* **How to complete this task**
Type out the whole listing again exactly, pictures omitted.
*** Task data ***
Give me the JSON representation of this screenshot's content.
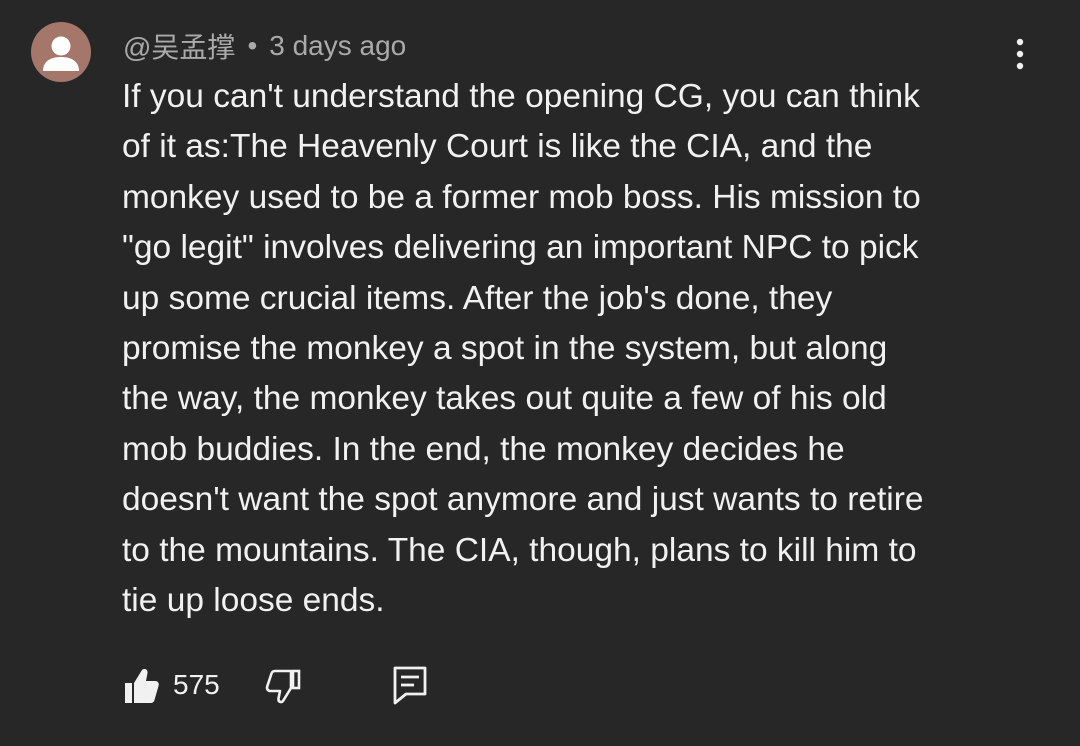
{
  "comment": {
    "author_handle": "@吴孟撑",
    "separator": "•",
    "timestamp": "3 days ago",
    "avatar_icon": "default-user-avatar",
    "avatar_color": "#a5776a",
    "text_lines": [
      "If you can't understand the opening CG, you can think",
      "of it as:The Heavenly Court is like the CIA, and the",
      "monkey used to be a former mob boss. His mission to",
      "\"go legit\" involves delivering an important NPC to pick",
      "up some crucial items. After the job's done, they",
      "promise the monkey a spot in the system, but along",
      "the way, the monkey takes out quite a few of his old",
      "mob buddies. In the end, the monkey decides he",
      "doesn't want the spot anymore and just wants to retire",
      "to the mountains. The CIA, though, plans to kill him to",
      "tie up loose ends."
    ],
    "like_count": "575",
    "icons": {
      "menu": "more-vertical-icon",
      "like": "thumbs-up-filled-icon",
      "dislike": "thumbs-down-outline-icon",
      "reply": "reply-comment-icon"
    }
  },
  "colors": {
    "background": "#272727",
    "text_primary": "#f1f1f1",
    "text_secondary": "#aaaaaa"
  }
}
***
* **Exercise answer**
Give me the JSON representation of this screenshot's content.
{
  "comment": {
    "author_handle": "@吴孟撑",
    "separator": "•",
    "timestamp": "3 days ago",
    "avatar_icon": "default-user-avatar",
    "avatar_color": "#a5776a",
    "text_lines": [
      "If you can't understand the opening CG, you can think",
      "of it as:The Heavenly Court is like the CIA, and the",
      "monkey used to be a former mob boss. His mission to",
      "\"go legit\" involves delivering an important NPC to pick",
      "up some crucial items. After the job's done, they",
      "promise the monkey a spot in the system, but along",
      "the way, the monkey takes out quite a few of his old",
      "mob buddies. In the end, the monkey decides he",
      "doesn't want the spot anymore and just wants to retire",
      "to the mountains. The CIA, though, plans to kill him to",
      "tie up loose ends."
    ],
    "like_count": "575",
    "icons": {
      "menu": "more-vertical-icon",
      "like": "thumbs-up-filled-icon",
      "dislike": "thumbs-down-outline-icon",
      "reply": "reply-comment-icon"
    }
  },
  "colors": {
    "background": "#272727",
    "text_primary": "#f1f1f1",
    "text_secondary": "#aaaaaa"
  }
}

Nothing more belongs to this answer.